#### What to produce:
The answer is one number. Say how many lines in the entries below include the word "tags".

#### Exercise materials:

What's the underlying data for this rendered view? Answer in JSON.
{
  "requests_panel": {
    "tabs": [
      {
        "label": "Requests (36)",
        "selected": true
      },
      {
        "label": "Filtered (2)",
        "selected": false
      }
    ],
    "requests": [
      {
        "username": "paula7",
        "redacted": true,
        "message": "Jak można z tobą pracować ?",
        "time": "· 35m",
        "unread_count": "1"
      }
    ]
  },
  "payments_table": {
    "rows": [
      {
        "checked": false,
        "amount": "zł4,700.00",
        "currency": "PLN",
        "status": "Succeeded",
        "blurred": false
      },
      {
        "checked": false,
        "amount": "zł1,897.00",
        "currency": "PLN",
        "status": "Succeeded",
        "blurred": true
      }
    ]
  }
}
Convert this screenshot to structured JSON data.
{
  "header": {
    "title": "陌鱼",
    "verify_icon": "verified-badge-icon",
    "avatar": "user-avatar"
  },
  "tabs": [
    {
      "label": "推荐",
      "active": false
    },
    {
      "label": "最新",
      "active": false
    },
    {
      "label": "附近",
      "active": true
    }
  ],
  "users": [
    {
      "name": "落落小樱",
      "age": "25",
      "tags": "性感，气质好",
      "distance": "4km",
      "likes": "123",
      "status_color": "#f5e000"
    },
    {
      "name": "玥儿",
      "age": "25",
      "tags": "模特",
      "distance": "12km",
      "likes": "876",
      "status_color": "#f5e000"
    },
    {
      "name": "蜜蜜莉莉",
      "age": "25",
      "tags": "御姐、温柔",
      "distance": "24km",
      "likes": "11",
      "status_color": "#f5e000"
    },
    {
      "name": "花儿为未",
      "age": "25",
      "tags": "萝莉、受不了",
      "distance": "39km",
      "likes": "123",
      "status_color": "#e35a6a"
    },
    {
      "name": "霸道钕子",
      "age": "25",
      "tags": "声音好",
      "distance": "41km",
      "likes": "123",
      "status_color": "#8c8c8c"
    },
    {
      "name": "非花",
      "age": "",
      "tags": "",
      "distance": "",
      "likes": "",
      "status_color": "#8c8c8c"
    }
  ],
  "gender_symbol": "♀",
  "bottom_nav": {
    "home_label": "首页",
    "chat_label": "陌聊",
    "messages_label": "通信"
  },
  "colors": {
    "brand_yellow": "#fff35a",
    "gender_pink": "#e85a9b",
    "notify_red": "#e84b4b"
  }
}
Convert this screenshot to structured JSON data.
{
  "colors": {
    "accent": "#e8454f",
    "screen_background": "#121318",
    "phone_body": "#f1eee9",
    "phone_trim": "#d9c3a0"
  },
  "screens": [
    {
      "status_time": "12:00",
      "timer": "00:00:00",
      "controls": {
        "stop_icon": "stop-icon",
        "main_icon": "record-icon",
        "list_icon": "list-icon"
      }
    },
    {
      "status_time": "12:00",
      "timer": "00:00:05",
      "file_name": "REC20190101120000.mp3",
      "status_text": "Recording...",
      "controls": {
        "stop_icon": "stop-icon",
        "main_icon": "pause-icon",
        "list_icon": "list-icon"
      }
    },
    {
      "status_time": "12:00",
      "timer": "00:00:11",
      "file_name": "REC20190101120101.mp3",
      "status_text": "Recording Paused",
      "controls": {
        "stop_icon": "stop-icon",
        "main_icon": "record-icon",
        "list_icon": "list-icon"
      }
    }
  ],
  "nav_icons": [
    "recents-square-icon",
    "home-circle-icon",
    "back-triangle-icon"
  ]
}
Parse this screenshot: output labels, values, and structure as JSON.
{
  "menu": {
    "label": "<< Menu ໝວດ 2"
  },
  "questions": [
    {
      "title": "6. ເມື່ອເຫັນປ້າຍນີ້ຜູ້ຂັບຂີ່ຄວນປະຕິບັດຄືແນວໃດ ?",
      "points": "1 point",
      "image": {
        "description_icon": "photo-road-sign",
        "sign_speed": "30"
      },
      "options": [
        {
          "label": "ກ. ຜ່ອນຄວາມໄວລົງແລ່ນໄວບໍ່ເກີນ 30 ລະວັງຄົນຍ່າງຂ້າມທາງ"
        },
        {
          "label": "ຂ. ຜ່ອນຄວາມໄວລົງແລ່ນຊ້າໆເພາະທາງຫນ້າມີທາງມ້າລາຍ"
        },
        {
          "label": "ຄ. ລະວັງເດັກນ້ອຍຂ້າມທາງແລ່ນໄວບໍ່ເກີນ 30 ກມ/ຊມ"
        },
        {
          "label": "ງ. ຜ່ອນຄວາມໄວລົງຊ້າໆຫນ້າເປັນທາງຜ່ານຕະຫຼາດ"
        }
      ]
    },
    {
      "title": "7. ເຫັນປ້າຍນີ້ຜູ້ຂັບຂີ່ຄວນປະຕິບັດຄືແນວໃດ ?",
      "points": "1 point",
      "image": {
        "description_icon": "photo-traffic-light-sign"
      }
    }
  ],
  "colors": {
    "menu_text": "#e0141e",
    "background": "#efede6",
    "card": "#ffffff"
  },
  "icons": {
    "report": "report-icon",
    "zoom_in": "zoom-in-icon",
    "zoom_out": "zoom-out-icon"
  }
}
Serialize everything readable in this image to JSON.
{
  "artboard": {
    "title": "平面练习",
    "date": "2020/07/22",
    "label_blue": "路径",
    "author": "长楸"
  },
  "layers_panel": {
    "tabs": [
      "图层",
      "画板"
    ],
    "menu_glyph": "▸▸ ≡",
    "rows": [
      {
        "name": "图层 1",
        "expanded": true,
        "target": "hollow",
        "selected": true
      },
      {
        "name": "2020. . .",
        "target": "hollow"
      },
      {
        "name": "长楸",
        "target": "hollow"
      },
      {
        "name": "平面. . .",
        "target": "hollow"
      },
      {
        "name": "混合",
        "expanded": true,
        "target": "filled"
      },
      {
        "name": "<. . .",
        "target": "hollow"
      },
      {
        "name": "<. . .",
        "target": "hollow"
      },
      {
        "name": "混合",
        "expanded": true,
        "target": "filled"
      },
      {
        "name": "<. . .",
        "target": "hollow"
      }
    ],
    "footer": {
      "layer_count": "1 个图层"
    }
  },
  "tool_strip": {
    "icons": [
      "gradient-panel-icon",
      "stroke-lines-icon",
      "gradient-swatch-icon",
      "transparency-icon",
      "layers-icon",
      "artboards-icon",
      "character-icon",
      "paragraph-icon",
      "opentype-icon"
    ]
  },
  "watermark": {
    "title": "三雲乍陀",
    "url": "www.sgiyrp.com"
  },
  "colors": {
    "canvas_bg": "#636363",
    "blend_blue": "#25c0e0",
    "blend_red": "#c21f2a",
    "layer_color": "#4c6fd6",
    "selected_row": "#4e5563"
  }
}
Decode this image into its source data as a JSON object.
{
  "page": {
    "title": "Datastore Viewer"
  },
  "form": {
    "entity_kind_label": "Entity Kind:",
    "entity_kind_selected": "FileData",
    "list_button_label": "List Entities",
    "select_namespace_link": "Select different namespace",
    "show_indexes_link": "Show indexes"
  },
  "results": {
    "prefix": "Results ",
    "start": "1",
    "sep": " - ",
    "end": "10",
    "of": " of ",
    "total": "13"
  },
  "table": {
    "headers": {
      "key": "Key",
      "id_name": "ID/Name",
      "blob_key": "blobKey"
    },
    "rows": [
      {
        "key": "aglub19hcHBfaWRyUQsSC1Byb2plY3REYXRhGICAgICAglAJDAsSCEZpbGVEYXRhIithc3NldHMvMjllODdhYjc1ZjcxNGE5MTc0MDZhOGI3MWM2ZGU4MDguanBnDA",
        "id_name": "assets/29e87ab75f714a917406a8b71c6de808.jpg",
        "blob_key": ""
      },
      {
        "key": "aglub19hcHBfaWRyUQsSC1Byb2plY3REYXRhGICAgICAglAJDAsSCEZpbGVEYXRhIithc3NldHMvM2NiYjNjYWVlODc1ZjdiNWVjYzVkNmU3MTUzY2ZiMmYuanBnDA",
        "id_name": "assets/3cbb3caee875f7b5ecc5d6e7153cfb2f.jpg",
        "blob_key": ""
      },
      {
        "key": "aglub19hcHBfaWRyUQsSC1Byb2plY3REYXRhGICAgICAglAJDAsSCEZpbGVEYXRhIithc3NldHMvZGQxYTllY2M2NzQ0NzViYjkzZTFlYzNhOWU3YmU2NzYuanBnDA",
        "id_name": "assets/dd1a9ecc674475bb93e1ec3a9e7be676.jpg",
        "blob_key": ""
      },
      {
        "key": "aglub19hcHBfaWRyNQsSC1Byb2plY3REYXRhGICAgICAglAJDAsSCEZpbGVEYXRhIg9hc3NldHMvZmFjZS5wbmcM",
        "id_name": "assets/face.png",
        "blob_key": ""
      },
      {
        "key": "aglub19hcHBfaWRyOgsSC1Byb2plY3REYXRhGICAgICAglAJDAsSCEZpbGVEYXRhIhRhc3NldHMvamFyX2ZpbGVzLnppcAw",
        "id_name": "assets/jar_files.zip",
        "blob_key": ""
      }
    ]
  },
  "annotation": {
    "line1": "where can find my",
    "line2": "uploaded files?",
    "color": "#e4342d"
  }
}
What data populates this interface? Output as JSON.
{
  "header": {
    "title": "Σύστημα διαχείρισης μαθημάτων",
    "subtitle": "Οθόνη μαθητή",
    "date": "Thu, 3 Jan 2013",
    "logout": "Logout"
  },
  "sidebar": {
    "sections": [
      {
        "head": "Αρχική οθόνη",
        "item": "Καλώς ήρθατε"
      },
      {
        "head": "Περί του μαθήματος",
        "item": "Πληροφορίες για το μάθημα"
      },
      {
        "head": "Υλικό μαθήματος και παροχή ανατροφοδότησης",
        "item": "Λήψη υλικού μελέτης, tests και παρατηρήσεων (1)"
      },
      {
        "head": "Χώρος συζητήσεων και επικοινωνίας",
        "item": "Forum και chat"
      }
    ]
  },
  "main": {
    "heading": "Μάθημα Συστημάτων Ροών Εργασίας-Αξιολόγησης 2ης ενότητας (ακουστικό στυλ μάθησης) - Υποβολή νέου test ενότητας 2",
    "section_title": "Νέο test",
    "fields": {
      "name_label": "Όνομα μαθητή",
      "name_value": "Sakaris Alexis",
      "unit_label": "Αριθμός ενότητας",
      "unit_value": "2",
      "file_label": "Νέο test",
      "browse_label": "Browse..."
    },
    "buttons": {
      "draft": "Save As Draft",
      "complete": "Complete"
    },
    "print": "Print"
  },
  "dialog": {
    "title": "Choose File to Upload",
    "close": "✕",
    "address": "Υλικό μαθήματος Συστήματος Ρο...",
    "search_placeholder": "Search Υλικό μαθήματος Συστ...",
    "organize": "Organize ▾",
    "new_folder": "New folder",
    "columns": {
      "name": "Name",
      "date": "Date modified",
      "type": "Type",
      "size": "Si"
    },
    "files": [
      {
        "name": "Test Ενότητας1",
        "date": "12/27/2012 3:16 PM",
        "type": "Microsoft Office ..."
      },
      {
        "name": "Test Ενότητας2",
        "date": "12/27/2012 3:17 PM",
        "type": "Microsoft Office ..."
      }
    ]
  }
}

#### Written response:
6